# Issues with Elliptic Curve Point Addition

I'm trying to implement elliptic curve point addition in hardware. I've managed to create a working module using Affine coordinates however I've been reading about how points can be added by using Jacobian coordinates more efficently due to needing less modular inversions. I then found this repeated point doubling algorithm which I've attempted to implement in C.

I take the Jacobian coordinates returned from this algorithm and convert them into Affine coordinates using the modular inversions $x = X/Z^2$ and $y = Y/Z^3$. I get the correct point on the curve when calculating $2P$ with $m = 1$ however if I set $m > 1$ to calculate $4P$, $8P$ etc. I get the wrong points.

I'm wondering if I'm doing something obviously wrong? I've included my c code below. I'm fairly new to all this so I'm sorry if there is some obvious errors.

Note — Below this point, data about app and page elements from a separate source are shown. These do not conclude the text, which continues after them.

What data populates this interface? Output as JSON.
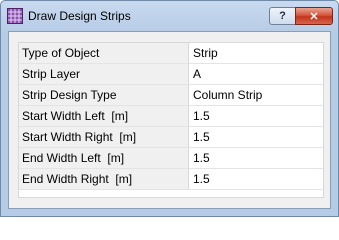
{
  "window": {
    "title": "Draw Design Strips",
    "help_button": "?",
    "close_button": "✕",
    "icon": "grid-app-icon"
  },
  "properties": [
    {
      "label": "Type of Object",
      "value": "Strip"
    },
    {
      "label": "Strip Layer",
      "value": "A"
    },
    {
      "label": "Strip Design Type",
      "value": "Column Strip"
    },
    {
      "label": "Start Width Left  [m]",
      "value": "1.5"
    },
    {
      "label": "Start Width Right  [m]",
      "value": "1.5"
    },
    {
      "label": "End Width Left  [m]",
      "value": "1.5"
    },
    {
      "label": "End Width Right  [m]",
      "value": "1.5"
    }
  ]
}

int extendedEuclid(int *c, int phi, int e) {

int a[2] = {1,0};
int b[2] = {0,1};
int q;

while(1) {
q = phi / e;
phi = phi % e;
a[0] = a[0] - q*a[1];
b[0] = b[0] - q*b[1];
if(phi == 0) {
c[0] = e;
c[1] = a[1];
c[2] = b[1];
return;
};
q = e / phi;
e = e % phi;
a[1] = a[1] - q*a[0];
b[1] = b[1] - q*b[0];
if(e == 0) {
c[0] = phi;
c[1] = a[0];
c[2] = b[0];
return;
};
};
}

int jacobianDouble(int* x, int* y, int* z)
{

int a, b, w, m = 1;

*y = 2*(*y);
w = pow(*z, 4);

while(m > 0)
{
a = 3*(pow(*x, 2) - w);
b = *x*pow(*y, 2);
*x = pow(a, 2) - 2*b;
*z = *z*(*y);
m = m - 1;
if(m > 0)
{
w = w*pow(*y, 4);
}
*y = 2*a*(b - *x) - pow(*y, 4);
}
*y = *y/2;
}

int main() {

int x = 5, y = 4, z = 1, p = 97;
int ans[2];

jacobianDouble(&x, &y, &z);

extendedEuclid(ans, pow(z, 2), p);
x = fmod(x*ans[1], p);
if(x < 0)
{
x = p + x;
}

extendedEuclid(ans, pow(z, 3), p);
y = fmod(y*ans[1], p);
if(y < 0)
{
y = p + y;
}

printf("x = %d\n", x);
printf("y = %d\n", y);

return 0;
}


All arithmetic operations in jacobianDouble should be in the finite field $\mathbb{F}_p$, i.e. all results should mod $p$, not plain integer arithmetics. Note division Y/2 is defined as $Y\cdot 2^{-1}$ where $2^{-1}$ is the multiplicative inverse of 2 modulo $p$.
• @Andrew: an easy way to implement $Y \cdot 2^{-1} \bmod p$ is "if $Y$ is even, then it's $Y/2$, otherwise, it's $(Y+p)/2$, where the $/$ is integer divide. – poncho Sep 5 '18 at 1:12
• Thanks, much appreciated. It's working correctly now, I assume the trick for $Y*2^{-1}\ mod\ p$ only works for power of 2 numbers? – Andrew Sep 5 '18 at 8:26